Cogent’s Schaeffer: Overturning net neutrality is bad for the internet ecosystem

cogent service map (Cogent)
Schaeffer said reclassifying ISPs under Title I will harm consumers by giving providers more control over network connectivity.

Cogent, a company whose spats with ISPs over blocking traffic has become stuff of legend in the telecom industry, says that the FCC’s plan to overturn the 2015 net neutrality order is a mistake.

Dave Schaeffer, CEO of Cogent at UBS' 45th Annual Global Media and Communications Conference, told investors that the regulator’s pending decision will have a rippling effect on the overall internet.

Dave Schaeffer, Cogent Communications
                           Dave Schaeffer

“I think this is a bad thing for the entire internet ecosystem,” Schaeffer said. “It’s almost a certainty on a 3-2 vote, the FCC will decide to negate the principles of net neutrality as well as reclassify internet service providers as information services and not as communications services.”  

RELATED: Cogent’s Netcentric business growth at risk from net neutrality changes, says analyst

The FCC will vote on reclassifying ISPs under Title I of the Telecom Act during its upcoming monthly meeting. FCC Chairman Ajit Pai will present a repeal for the program, put in place by his predecessor Tom Wheeler, that prevents paid content prioritization and other schemes that would create "fast" and "slow" lanes for internet content.

Right before the Thanksgiving holiday, FCC Chairman Ajit Pai circulated a Report and Order on Restoring Internet Freedom, which would reverse the agency’s 2015 decision to regulate broadband internet access service under Title II of the Communications Act.

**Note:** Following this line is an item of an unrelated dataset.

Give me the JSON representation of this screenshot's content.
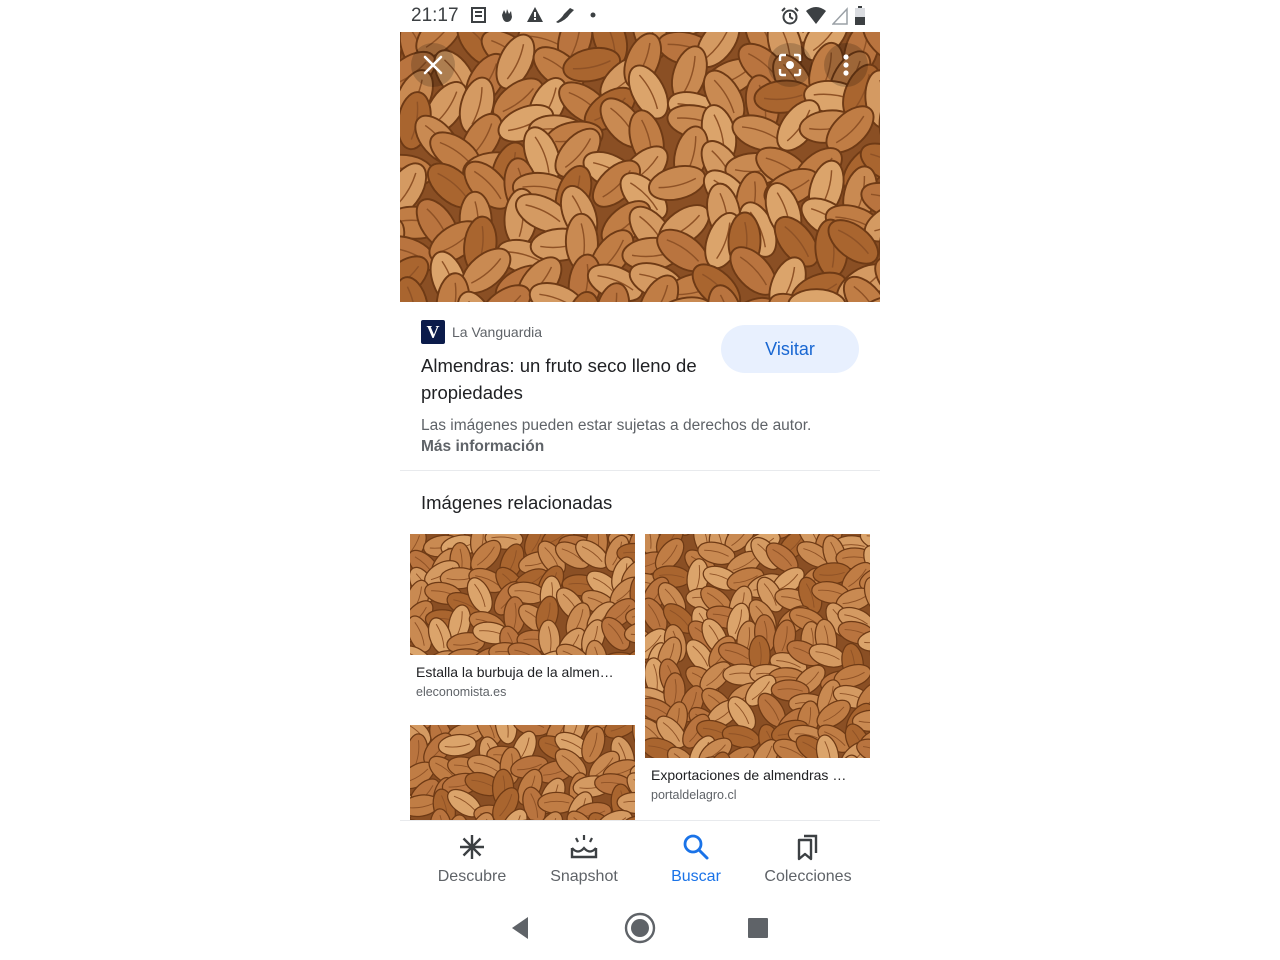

For Cogent, which provides fiber and IP transit services to ISPs and content providers like Netflix, the current net neutrality rules emerged following battles with eight service providers that would not upgrade their interconnection points.

By not upgrading these interconnection points, these providers made it more difficult for consumers to access applications like Netflix, one of Cogent’s largest customers.

“The regulatory oversight that was put in place in June 2015 was beneficial to us and it helped us go to a group of 8 ISPs who methodically began blocking their customers’ connectivity to the internet by refusing the upgrade the interconnection points,” Schaeffer said. “In doing so they were looking to harm some of our customers, particularly some of our largest video customers.”

Under the terms of these contracts, these providers are required to make necessary upgrades. Other than Deutsche Telekom, which Cogent has sued, the remaining seven providers have all abided by the terms of the contracts.

In reclassifying ISPs under Title II of the Communications Act, the FCC was able to bring a sheriff into the room that allowed Cogent to enter into multi-year contracts to exchange traffic and required each provider to upgrade their networks.

“With the FCC’s 2015 internet order, our problems have gone away,” Schaeffer said. “Even if the current rules are overturned, we have adequate interconnection.”

Schaeffer added that reclassifying ISPs under Title I will harm consumers by giving these providers more control over network connectivity.

“What these rules will allow companies to do is choose whether for their end users will have adequate connections,” Schaeffer said. “We think that’s a bad idea and we also believe these rules will be challenged and will be reverted back to where they are now.”